Public CRM archaeology is also an outgrowth of this archaeological customization. CRM archaeologists will need to identify the local constituencies that are willing and interested in our work. We will also have to devise ways to reach out to these communities for assistance, guidance, and funding. The best thing about public CRM, aside from proactive archaeological study and more robust historic preservation/ heritage conservation, is it will actually be cheaper than the current CRM business model. By employing online resources, social media, tablet-aided in-field data recordation, and oral histories, we CRMers can provide better services than ever before with smaller budgets.
Just imagine if this was how CRM projects happened. First, we used the fruits of our online background research to conduct and record an oral history interview on our iPhone with long-time local resident minutes before we documented the historical buildings in a survey corridor with our iPads. As we drove back to the office, we finished filling out the site forms for any historic structures and completed the methods and results section of the report. After writing the rest of the report, we uploaded the interview to the company website with a small popular version of our fieldwork based on the draft report. After submitting the final report, we uploaded it to the company website and initiated an automatic social media blitz about the project’s success and the client’s deep concern for the communities in which they work.
That dream is how projects will actually be done in the future.
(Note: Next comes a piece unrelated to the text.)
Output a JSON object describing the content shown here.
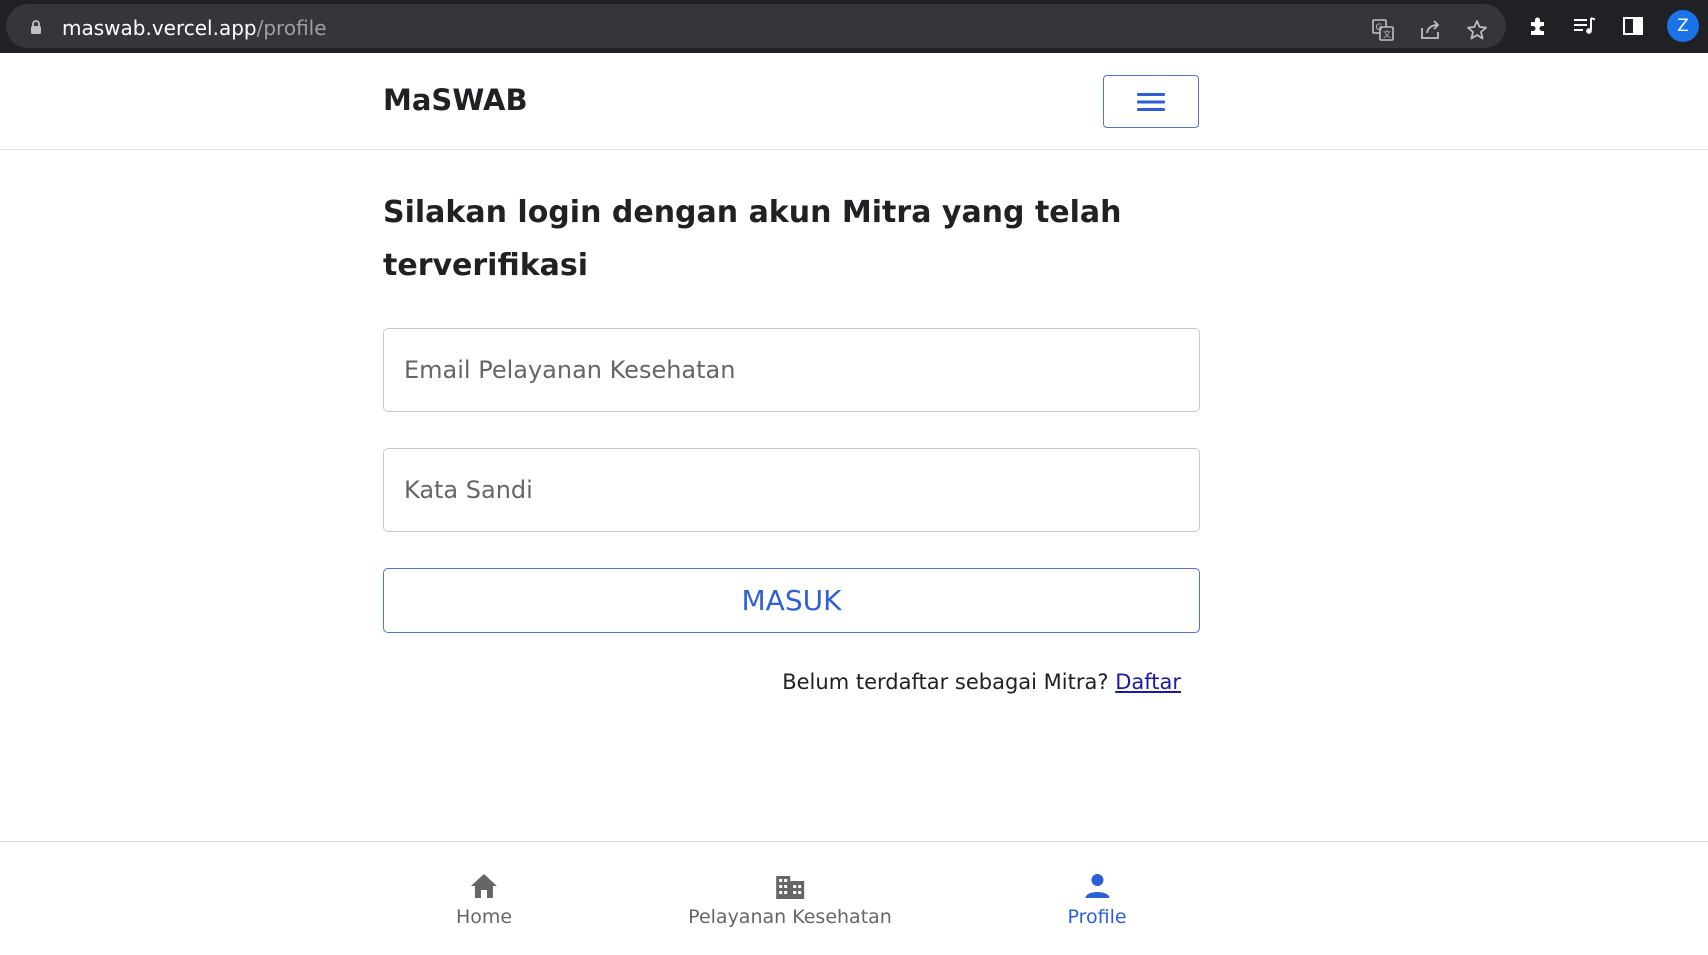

I know some principal investigators that are already working towards doing them this way.